I wanted to read this series before I tried any more of The Tyrant Falls in Love. Not that one has much to do with the other, I just heard that this one’s a little easier to get into, and also one of Takanaga’s better series. I really liked Little Butterfly, so I’m hoping for the same level of characters in this one.
The premise is okay, so far. Kurokawa runs into naive Tatsumi while out on the town one night. Tatsumi seems out of his element, wandering around the city looking for his hotel and campus, so Kurokawa offers to put him up at his place and help him with his college application process. Kurokawa quickly falls in love with Tatsumi, and tips his hand upon saying goodbye, giving Tatsumi a kiss with no explanation. Nothing else happens, and Kurokawa assumes he’ll never see Tatsumi again, but lo and behold, Tatsumi gets into college and asks Kurokawa to help him get settled. The kiss is explained away, and after Kurokawa confirms that Tatsumi doesn’t have enough money to stay on his own, he generously offers his spare bedroom to Tatsumi. And life goes on, with Kurokawa harboring a crush that Tatsumi is relatively oblivious to.
While this sounds like it goes obvious places, Kurokawa is stopped dead in his pursuit of Tatsumi by Tatsumi’s terrifying older brother, Souichi. Souichi pops in pretty regularly to assault Kurokawa in the middle of potentially romantic moments and important conversations. Kurokawa also has a coworker that enthusiastically encourages him to just follow his feelings when it comes to Tatsumi. Meanwhile, Tatsumi is slowly getting himself used to college life and remaining blissfully ignorant of Kurokawa’s feelings.
Things change at the end of the volume, but so far, it’s been pretty status quo as far as romantic comedies go. The sense of humor is a little better than usual, but I feel like I need at least one more volume before I can decide if I really like all the characters. It’s been following the romcom script pretty closely, without a whole lot of surprises, which is why I’m reserving judgement. Perhaps it’ll get more exciting once we know more about the characters. So far, I do like it better than The Tyrant Falls in Love. Unexpectedly, Souichi is one of my favorites so far in this series, but he has yet to shine the same way in his main role in Tyrant (I’ve only read one volume, though). Tyrant also starts out with some non-con, which also keeps it from my good graces for the time being, but I know that Challengers is supposed to be the lighter and happier prequel, so I’m looking forward to the story from here.
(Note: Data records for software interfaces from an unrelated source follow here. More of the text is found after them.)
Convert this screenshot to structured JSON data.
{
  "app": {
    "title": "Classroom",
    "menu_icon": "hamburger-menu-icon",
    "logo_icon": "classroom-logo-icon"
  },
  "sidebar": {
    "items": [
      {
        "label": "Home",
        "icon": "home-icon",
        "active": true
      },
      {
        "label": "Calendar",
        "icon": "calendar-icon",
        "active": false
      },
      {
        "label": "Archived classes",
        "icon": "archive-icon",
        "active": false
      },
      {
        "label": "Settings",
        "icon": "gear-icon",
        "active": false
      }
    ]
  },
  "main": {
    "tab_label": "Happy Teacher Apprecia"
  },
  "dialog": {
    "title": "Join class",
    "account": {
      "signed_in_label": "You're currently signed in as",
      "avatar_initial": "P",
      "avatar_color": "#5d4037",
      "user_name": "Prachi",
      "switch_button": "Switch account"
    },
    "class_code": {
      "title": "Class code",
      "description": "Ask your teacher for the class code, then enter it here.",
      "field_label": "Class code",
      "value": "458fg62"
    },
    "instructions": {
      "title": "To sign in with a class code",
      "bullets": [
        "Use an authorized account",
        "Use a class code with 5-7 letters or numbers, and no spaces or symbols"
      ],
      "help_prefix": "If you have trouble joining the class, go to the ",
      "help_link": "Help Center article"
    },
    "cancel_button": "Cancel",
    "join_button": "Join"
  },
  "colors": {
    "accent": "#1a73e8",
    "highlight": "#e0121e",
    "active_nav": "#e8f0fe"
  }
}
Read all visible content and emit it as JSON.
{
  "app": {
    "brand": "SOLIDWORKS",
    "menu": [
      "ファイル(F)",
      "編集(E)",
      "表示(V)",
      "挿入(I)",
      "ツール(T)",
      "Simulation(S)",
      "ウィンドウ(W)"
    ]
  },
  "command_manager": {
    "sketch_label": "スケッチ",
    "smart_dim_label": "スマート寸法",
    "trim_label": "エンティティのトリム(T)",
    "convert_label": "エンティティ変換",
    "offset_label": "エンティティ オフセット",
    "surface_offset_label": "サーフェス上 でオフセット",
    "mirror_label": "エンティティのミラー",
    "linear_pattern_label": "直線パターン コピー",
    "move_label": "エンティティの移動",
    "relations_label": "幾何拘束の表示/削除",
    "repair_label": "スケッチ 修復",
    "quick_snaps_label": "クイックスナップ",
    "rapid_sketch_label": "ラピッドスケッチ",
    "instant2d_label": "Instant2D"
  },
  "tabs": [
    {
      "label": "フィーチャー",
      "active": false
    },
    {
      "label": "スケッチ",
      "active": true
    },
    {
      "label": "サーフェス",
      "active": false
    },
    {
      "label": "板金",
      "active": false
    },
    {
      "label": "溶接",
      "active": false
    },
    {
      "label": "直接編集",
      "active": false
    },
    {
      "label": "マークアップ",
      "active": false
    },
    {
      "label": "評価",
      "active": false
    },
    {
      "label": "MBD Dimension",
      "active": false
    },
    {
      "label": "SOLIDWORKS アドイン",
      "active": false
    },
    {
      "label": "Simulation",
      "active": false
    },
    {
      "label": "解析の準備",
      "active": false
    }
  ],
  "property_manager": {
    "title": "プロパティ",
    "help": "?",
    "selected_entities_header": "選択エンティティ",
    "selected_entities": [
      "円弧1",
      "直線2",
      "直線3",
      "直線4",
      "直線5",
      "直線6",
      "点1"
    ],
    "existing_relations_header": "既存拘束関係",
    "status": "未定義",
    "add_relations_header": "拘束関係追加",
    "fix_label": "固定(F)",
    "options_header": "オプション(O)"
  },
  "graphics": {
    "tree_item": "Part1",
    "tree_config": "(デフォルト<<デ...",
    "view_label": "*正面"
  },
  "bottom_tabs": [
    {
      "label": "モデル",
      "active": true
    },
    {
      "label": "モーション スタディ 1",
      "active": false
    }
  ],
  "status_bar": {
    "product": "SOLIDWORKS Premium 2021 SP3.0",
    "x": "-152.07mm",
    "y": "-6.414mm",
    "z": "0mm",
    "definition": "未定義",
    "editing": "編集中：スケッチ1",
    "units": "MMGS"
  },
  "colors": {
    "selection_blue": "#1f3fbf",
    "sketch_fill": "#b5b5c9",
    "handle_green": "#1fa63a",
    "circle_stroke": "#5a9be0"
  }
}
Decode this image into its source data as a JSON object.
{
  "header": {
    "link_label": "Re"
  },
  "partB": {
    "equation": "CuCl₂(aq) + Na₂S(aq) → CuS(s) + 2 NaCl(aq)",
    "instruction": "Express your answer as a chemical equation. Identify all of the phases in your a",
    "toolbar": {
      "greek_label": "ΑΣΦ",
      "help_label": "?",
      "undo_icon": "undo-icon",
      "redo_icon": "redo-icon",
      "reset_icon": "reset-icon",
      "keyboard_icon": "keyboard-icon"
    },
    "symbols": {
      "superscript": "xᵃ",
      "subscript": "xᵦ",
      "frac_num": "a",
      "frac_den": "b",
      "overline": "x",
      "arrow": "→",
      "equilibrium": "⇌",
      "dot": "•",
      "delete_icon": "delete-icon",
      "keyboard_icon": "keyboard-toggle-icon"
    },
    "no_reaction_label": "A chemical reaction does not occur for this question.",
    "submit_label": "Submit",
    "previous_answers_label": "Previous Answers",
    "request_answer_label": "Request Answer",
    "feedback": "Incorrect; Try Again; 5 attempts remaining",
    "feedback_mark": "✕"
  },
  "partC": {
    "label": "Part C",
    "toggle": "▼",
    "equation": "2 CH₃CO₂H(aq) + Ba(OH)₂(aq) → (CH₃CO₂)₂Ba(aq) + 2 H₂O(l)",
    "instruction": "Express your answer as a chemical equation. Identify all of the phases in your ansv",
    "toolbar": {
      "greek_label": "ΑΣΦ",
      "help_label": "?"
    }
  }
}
If you’re thinking about buying this, please consider getting it directly from DramaQueen. They’re beginning to publish again after being silent for so long, and have books on their schedule for fall and winter. They only have vols 2-4 in stock, but any support helps, I think, and I do love their books and would love to see their future efforts. And by future efforts, I mean continuations of The Summit and DVD, but I’ll take anything, honestly. And have! I dislike sci-fi themed BL stories, but bought both of their recent releases, Missing Road and Junk, just to support them.